At yesterday's ECB meeting, President Mario Draghi called Mnuchin out on his weak dollar comments - implicitly criticising Mnuchin for breaking an International Monetary and Financial Committee (IMFC) agreement that stated ‘we will not target our exchange rates for competitive purposes’. While President Trump has since said that he expects the dollar to get 'stronger and stronger', it will be hard for Washington to put the 'weak dollar' genie back in the bottle. This marks a new level of friction between the Trump Administration and international partners – friction that already exists at a foreign policy and trade level – but has now also broken out between the guardians of exchange rates. The next couple of weeks could be a watershed moment for world trade and protectionism – with President Trump's Davos (26 Jan) and, more importantly, State of the Union (30 Jan) speeches likely to set the tone for US trade policy over the coming year. Were 'America First' policies to quickly lead to a 'Sell America' sentiment in global markets, then we could well see EUR/USD moving beyond 1.30 - and USD/JPY down at 100 - by year-end.

A new chapter for protectionism?

A protectionist Trump administration has always been one of the main threats to the US dollar - especially for an economy carrying twin deficits and therefore heavily reliant on good relations with foreign investors for their financing.

But that threat has shifted to reality this week given President Trump’s decision to uphold recommendations from the International Trade Commission (ITC) and slap anti-dumping tariffs on imports of washing machines and solar panels. This was the first use of Section 201 anti-dumping tariffs since 2002.

The ITC currently has close to 40 active investigations on anti-dumping complaints, suggesting plenty of scope to see more retaliatory tariffs from Washington this year. Welded stainless steel pipes from Korea and Taiwan could be next, according to the ITC’s website.

Can the US dollar serve as a trade tool?

Mnuchin’s comments have contributed to the dollar selling this week and raise questions as to whether the Trump administration's plan is to use the dollar as a trade tool. Typically, Republican administrations are worse for the dollar – especially during the second and third years of the four-year Presidential term. In practice, that sees Republican administrations shift from a ‘strong dollar policy’ embraced by the Democrats to a policy that FX rates should be freely determined by the markets.

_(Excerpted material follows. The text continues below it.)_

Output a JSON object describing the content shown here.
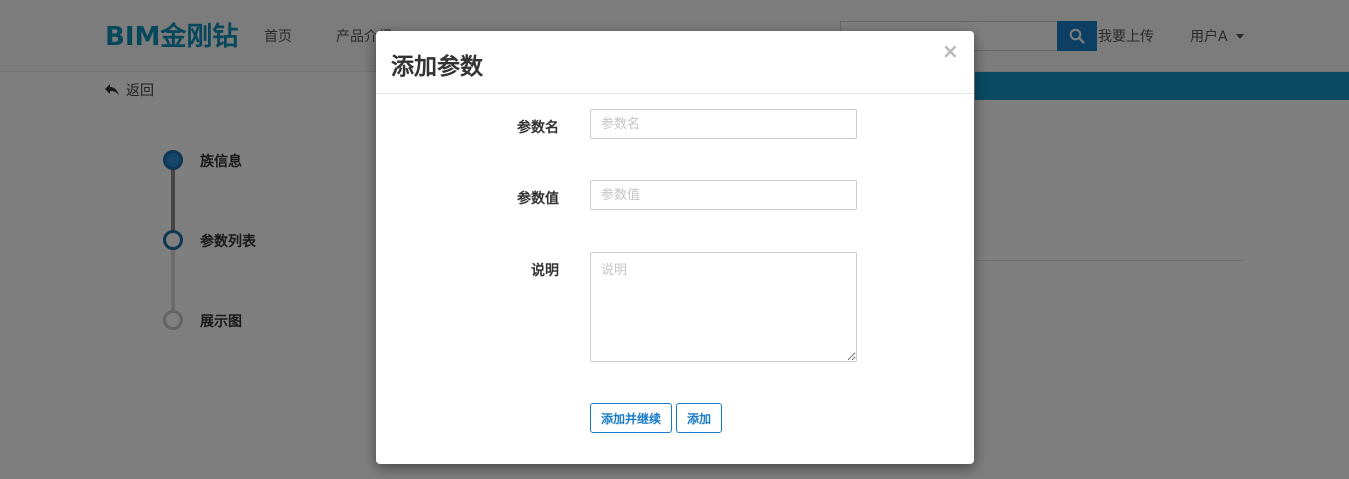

Republican administrations are typically $ negative during midterms

Bloomberg, ING
Bloomberg, ING

Parallels to Clinton in the early 1990s

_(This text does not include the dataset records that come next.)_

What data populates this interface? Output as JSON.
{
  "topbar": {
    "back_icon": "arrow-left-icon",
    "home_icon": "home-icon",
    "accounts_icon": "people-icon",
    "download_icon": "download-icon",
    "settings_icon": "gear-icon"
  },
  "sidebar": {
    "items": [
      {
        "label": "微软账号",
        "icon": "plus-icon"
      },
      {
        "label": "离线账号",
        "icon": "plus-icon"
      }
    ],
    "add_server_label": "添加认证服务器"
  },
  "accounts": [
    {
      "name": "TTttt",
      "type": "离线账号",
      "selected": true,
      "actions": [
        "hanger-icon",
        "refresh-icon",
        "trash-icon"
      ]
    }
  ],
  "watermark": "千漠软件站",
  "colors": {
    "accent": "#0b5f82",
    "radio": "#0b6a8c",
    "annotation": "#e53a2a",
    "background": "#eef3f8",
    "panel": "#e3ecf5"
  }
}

Softening a strong dollar policy is one thing, but actively talking down the dollar is quite another. There is some precedence here. A newly-elected President Clinton tried to prise open the Japanese auto-part market in 1993/94. His Treasury Secretary, Lloyd Bentsen, opined how a weaker dollar would help narrow the US trade deficit with Japan.

That policy soon got out of hand, however. Not only the dollar but also US Treasuries and equities sold off and a ‘Sell America’ mentality was born. It took well over a year, much FX intervention, coordinated interest rate moves between the Fed and the BoJ and ultimately the birth of the strong dollar policy under a new Treasury Secretary (Robert Rubin) in April 1995 to stop the dollar rout.

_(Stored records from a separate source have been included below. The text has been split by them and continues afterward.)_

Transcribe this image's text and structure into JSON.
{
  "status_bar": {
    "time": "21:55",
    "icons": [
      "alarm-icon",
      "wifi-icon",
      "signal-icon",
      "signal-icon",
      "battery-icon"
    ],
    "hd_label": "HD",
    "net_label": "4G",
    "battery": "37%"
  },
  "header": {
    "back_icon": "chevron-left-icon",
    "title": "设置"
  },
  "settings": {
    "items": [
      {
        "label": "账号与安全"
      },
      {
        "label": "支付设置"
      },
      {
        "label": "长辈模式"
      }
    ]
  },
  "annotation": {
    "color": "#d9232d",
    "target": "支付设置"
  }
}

Such 'Sell America' signs have been sporadic in recent years. Our 'Sell America' Market Sentiment Tracker - which identifies sustained periods of a co-ordinated downturns in US assets (ie, lower stocks, higher bond yields and lower US dollar) - shows that we remain well below the degree of pessimism expressed during the early 90s Clinton administration. Looking ahead, we note that a stealth environment of 'Sell America' can exist as the Fed tightening cycle enters its latter stages - drawing parallels to the 2005-2006 market backdrop. This would be consistent with our outlook for gradually rising long-dated US Treasury yields - and strategically bearish US dollar - in 2018.

However, for us to really get back to the 'Sell America' sentiment seen during periods in the 1980s and 1990s, we would need to see one of two things: (1) the Trump administration's 'America First' ideology leading to the implementation of more meaningful protectionist policies or (2) a structural shift in the stock-bond correlation (which for other reasons beyond this note looks unlikely in the current 'lowflation' world). The first factor is the real risk in the near-term - and the next couple of weeks could be a watershed moment for world trade and protectionism, with President Trump's Davos (26 Jan) and State of the Union (30 Jan) speeches likely to set the tone for US trade policy over the coming year.

A historical perspective of 'Sell America' market sentiment

ING estimates, Bloomberg. *Note our index uses the S&P 500 (stocks), 10-year US Treasury yields (bonds) and DXY index (US dollar)
ING estimates, Bloomberg. *Note our index uses the S&P 500 (stocks), 10-year US Treasury yields (bonds) and DXY index (US dollar)

Bottom line: Hard to put the 'weak dollar' genie back in the bottle

With investors wary of protectionism, it will be hard for Washington to put the weaker dollar genie back in the bottle. We are already targeting EUR/USD at 1.30 year-end (and 1.35 in 2019) on a benign dollar decline, with USD/JPY potentially moving to as low as 90 by end-2019 (base forecast currently 105). A malign decline - and the addition of a protectionist risk premium - may require us to cut our dollar forecasts further still.